The selfie may not be as innocent as you might think. It’s no longer a matter of just taking a selfie and loading it to a social networking account for your friends to admire. No no my friends. Now it’s a way for marketing firms to mine data including information on brands. Simply put…your selfie is an ad. A new article in The Wall Street Journal states that digital marketing companies are searching, scanning, storing and repurposing images to draw insights for big-brand advertisers.
The article states that, “Some companies, such as Ditto Labs Inc., use software to scan photos — the image of someone holding a Coca-Cola can, for example — to identify logos, whether the person in the image is smiling, and the scene’s context. The data allow marketers to send targeted ads or conduct market research. Others, such as Piqora Inc., store images for months on their own servers to show marketers what is trending in popularity.”
Here’s an example of what these types of companies are capable of capturing from your selfie.
Privacy watchdogs say these companies aren’t clearly communicating to users that their images could be scanned in bulk or downloaded for marketing purposes. Many users may not intend to promote, for instance, a pair of jeans they are wearing in a photo or a bottle of beer on the table next to them, the privacy experts say.
What do you think? Is this a little too “Big Brother” for your liking? Or do you think marketing firms have free reign on mining data when users upload images to public social networking sites?

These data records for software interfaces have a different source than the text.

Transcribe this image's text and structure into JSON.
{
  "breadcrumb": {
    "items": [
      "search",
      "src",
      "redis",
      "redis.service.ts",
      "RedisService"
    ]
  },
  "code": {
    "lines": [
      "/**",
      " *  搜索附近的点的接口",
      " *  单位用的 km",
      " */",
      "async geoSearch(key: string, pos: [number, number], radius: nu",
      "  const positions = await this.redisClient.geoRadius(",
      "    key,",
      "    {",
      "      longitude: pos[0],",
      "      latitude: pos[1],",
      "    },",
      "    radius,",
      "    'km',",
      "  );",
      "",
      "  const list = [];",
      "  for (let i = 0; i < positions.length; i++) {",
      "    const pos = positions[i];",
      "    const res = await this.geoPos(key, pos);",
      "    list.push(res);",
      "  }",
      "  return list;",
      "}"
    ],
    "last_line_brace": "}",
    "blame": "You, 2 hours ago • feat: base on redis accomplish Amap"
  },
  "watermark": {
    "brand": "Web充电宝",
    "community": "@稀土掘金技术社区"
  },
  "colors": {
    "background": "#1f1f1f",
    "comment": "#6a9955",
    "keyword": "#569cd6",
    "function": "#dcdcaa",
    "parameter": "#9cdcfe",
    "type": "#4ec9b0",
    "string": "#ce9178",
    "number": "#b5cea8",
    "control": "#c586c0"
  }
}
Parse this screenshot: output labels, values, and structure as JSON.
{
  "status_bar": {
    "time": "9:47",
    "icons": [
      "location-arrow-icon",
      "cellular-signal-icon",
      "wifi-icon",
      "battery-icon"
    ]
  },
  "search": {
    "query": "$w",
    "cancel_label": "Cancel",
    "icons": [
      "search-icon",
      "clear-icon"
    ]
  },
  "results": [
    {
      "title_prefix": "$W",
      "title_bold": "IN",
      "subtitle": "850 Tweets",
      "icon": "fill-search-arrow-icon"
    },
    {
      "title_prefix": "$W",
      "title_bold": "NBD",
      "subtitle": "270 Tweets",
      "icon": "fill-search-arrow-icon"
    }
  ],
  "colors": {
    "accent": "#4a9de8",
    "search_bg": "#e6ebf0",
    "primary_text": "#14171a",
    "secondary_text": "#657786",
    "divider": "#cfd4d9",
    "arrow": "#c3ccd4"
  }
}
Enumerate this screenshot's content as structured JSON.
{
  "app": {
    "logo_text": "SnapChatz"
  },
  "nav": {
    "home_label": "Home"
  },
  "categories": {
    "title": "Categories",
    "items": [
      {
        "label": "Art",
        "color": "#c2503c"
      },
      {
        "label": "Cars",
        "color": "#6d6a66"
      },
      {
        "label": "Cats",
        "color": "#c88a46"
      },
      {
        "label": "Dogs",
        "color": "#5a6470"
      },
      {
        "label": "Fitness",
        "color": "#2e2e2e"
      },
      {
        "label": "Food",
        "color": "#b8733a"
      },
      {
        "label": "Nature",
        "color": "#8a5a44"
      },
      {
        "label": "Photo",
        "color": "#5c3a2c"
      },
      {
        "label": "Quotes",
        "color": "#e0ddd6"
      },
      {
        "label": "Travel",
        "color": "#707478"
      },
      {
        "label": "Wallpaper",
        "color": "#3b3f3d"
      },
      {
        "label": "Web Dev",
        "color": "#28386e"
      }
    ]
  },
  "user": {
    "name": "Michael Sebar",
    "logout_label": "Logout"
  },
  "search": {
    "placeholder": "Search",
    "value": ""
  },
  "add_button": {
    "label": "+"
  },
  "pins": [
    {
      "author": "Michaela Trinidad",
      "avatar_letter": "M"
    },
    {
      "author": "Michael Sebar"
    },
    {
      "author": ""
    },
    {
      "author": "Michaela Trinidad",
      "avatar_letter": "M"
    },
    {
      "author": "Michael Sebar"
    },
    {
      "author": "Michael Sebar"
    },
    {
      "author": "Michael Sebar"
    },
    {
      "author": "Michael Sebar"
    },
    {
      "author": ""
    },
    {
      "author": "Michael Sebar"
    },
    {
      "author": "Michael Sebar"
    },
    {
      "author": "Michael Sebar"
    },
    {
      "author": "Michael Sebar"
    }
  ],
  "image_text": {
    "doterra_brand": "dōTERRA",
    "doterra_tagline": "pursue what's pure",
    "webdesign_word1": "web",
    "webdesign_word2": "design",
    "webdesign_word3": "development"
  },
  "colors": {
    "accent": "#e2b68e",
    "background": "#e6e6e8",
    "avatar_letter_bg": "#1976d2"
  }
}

Whatever your stance, contributors at Mashable collected five pieces of information about the history of a selfie (and what they consider social media’s most annoying fad).
So what do you say? Wanna take a selfie?